(Beginning of Source data)

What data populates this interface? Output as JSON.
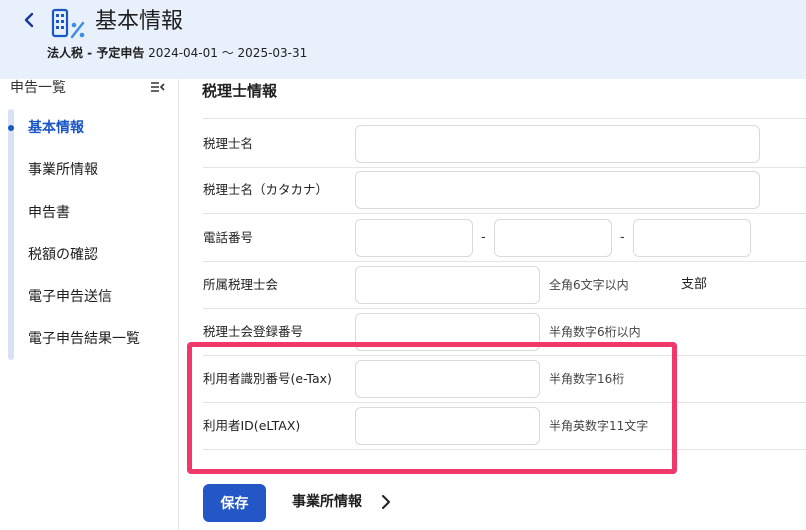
{
  "header": {
    "back_icon": "chevron-left-icon",
    "app_icon": "tax-form-icon",
    "title": "基本情報",
    "tax_type": "法人税 - 予定申告",
    "period": "2024-04-01 ～ 2025-03-31"
  },
  "sidebar": {
    "heading": "申告一覧",
    "collapse_icon": "collapse-menu-icon",
    "items": [
      {
        "label": "基本情報",
        "active": true
      },
      {
        "label": "事業所情報",
        "active": false
      },
      {
        "label": "申告書",
        "active": false
      },
      {
        "label": "税額の確認",
        "active": false
      },
      {
        "label": "電子申告送信",
        "active": false
      },
      {
        "label": "電子申告結果一覧",
        "active": false
      }
    ]
  },
  "form": {
    "section_title": "税理士情報",
    "rows": {
      "name": {
        "label": "税理士名",
        "value": ""
      },
      "name_kana": {
        "label": "税理士名（カタカナ）",
        "value": ""
      },
      "phone": {
        "label": "電話番号",
        "dash": "-",
        "part1": "",
        "part2": "",
        "part3": ""
      },
      "association": {
        "label": "所属税理士会",
        "value": "",
        "hint": "全角6文字以内",
        "suffix": "支部"
      },
      "registration": {
        "label": "税理士会登録番号",
        "value": "",
        "hint": "半角数字6桁以内"
      },
      "etax_id": {
        "label": "利用者識別番号(e-Tax)",
        "value": "",
        "hint": "半角数字16桁"
      },
      "eltax_id": {
        "label": "利用者ID(eLTAX)",
        "value": "",
        "hint": "半角英数字11文字"
      }
    }
  },
  "footer": {
    "save_label": "保存",
    "next_label": "事業所情報",
    "next_icon": "chevron-right-icon"
  },
  "colors": {
    "accent": "#2357c6",
    "header_bg": "#e8f0fb",
    "highlight": "#f0386b"
  }
}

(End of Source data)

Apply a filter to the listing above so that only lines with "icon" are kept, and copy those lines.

Solution for this task
    "back_icon": "chevron-left-icon",
    "app_icon": "tax-form-icon",
    "collapse_icon": "collapse-menu-icon",
    "next_icon": "chevron-right-icon"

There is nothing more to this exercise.